I still value spontaneous prayers, but I am starting to notice that some of my most meaningful times of prayer use someone else’s prayer as a guideline. Each phrase of the “Our Father” prayer in Matthew 6:9-13 is so meaningful and can easily become a topic of prayer. Similarly, Ephesians 3:14-19 is a great guideline for praying for ourselves and others. There are also many prayers that have been written throughout church history that reflect scriptural depth and closeness to God.
Praying these prayers challenges me to move beyond my own understanding of Scripture and relationship with Jesus.

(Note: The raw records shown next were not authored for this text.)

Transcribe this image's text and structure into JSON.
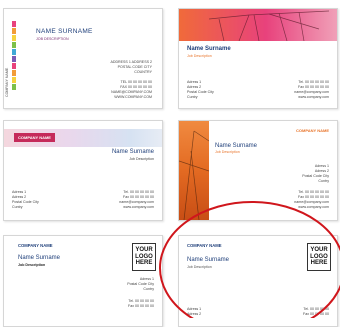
{
  "card1": {
    "name": "NAME SURNAME",
    "job": "JOB DESCRIPTION",
    "address": [
      "ADDRESS 1 ADDRESS 2",
      "POSTAL CODE CITY",
      "COUNTRY"
    ],
    "contact": [
      "TEL 00 00 00 00 00",
      "FAX 00 00 00 00 00",
      "NAME@COMPANY.COM",
      "WWW.COMPANY.COM"
    ],
    "vertical": "COMPANY NAME",
    "stripe_colors": [
      "#e8427c",
      "#f29c38",
      "#f7d23e",
      "#7cc04a",
      "#3fa9d6",
      "#7a5bb5",
      "#e8427c",
      "#f29c38",
      "#f7d23e",
      "#7cc04a"
    ]
  },
  "card2": {
    "name": "Name Surname",
    "job": "Job Description",
    "address": [
      "Adress 1",
      "Adress 2",
      "Postal Code City",
      "Cuntry"
    ],
    "contact": [
      "Tel. 00 00 00 00 00",
      "Fax 00 00 00 00 00",
      "name@company.com",
      "www.company.com"
    ]
  },
  "card3": {
    "company": "COMPANY NAME",
    "name": "Name Surname",
    "job": "Job Description",
    "address": [
      "Adress 1",
      "Adress 2",
      "Postal Code City",
      "Cuntry"
    ],
    "contact": [
      "Tel. 00 00 00 00 00",
      "Fax 00 00 00 00 00",
      "name@company.com",
      "www.company.com"
    ]
  },
  "card4": {
    "company": "COMPANY NAME",
    "name": "Name Surname",
    "job": "Job Description",
    "address": [
      "Adress 1",
      "Adress 2",
      "Postal Code City",
      "Cuntry"
    ],
    "contact": [
      "Tel. 00 00 00 00 00",
      "Fax 00 00 00 00 00",
      "name@company.com",
      "www.company.com"
    ]
  },
  "card5": {
    "company": "COMPANY NAME",
    "name": "Name Surname",
    "job": "Job Description",
    "logo": [
      "YOUR",
      "LOGO",
      "HERE"
    ],
    "address": [
      "Adress 1",
      "Postal Code City",
      "Cuntry"
    ],
    "contact": [
      "Tel. 00 00 00 00",
      "Fax 00 00 00 00"
    ]
  },
  "card6": {
    "company": "COMPANY NAME",
    "name": "Name Surname",
    "job": "Job Description",
    "logo": [
      "YOUR",
      "LOGO",
      "HERE"
    ],
    "address": [
      "Adress 1",
      "Adress 2"
    ],
    "contact": [
      "Tel. 00 00 00 00",
      "Fax 00 00 00 00"
    ]
  },
  "colors": {
    "orange": "#e8742a",
    "red_circle": "#d0161c",
    "blue_name": "#1f3f7a",
    "purple": "#7a2a6e"
  }
}
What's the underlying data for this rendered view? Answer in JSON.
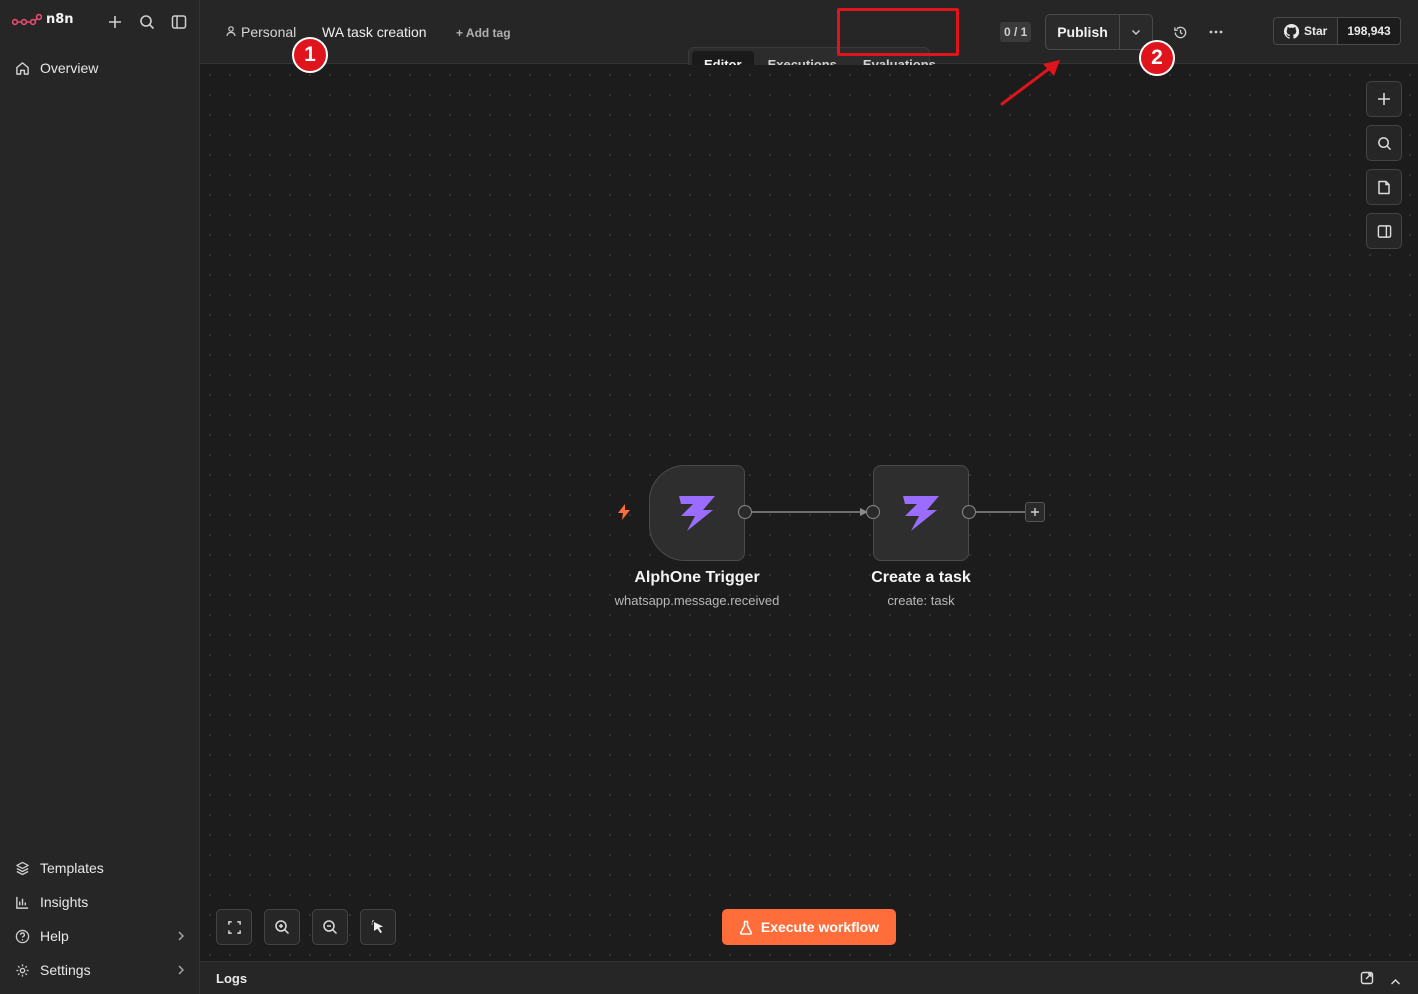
{
  "app": {
    "logo_text": "n8n"
  },
  "sidebar": {
    "overview_label": "Overview",
    "templates_label": "Templates",
    "insights_label": "Insights",
    "help_label": "Help",
    "settings_label": "Settings"
  },
  "header": {
    "project_label": "Personal",
    "workflow_name": "WA task creation",
    "add_tag_label": "+ Add tag",
    "version_counter": "0 / 1",
    "publish_label": "Publish",
    "github_star_label": "Star",
    "github_star_count": "198,943"
  },
  "tabs": [
    {
      "label": "Editor",
      "active": true
    },
    {
      "label": "Executions",
      "active": false
    },
    {
      "label": "Evaluations",
      "active": false
    }
  ],
  "nodes": [
    {
      "title": "AlphOne Trigger",
      "subtitle": "whatsapp.message.received"
    },
    {
      "title": "Create a task",
      "subtitle": "create: task"
    }
  ],
  "canvas": {
    "execute_label": "Execute workflow"
  },
  "logs": {
    "label": "Logs"
  },
  "annotations": [
    {
      "number": "1"
    },
    {
      "number": "2"
    }
  ],
  "colors": {
    "accent": "#ff6d3a",
    "highlight": "#e0141c",
    "node_icon": "#9b6dff",
    "logo": "#ea4b71"
  }
}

For example, I often begin my morning quiet time praying through a prayer written by the Anglican pastor, John Stott.
MORNING TRINITARIAN PRAYER
Good morning heavenly Father,
good morning Lord Jesus,
good morning Holy Spirit.
Heavenly Father, I worship you as the creator and sustainer of the universe.
Lord Jesus, I worship you, Savior and Lord of the world.
Holy Spirit, I worship you, sanctifier of the people of God.
Glory to the Father, and to the Son and to the Holy Spirit.
Heavenly Father, I pray that I may live this day in your presence
and please you more and more.
Lord Jesus, I pray that this day I may take up my cross and follow you.
Holy Spirit, I pray that this day you will fill me with yourself and cause your fruit to ripen in my life:
love, joy, peace, patience, kindness, goodness, faithfulness, gentleness and self-control.
Holy, blessed and glorious Trinity, three persons in one God,
have mercy upon me. Amen.
– John Stott, quoted in Basic Christian: The Inside Story of John Stott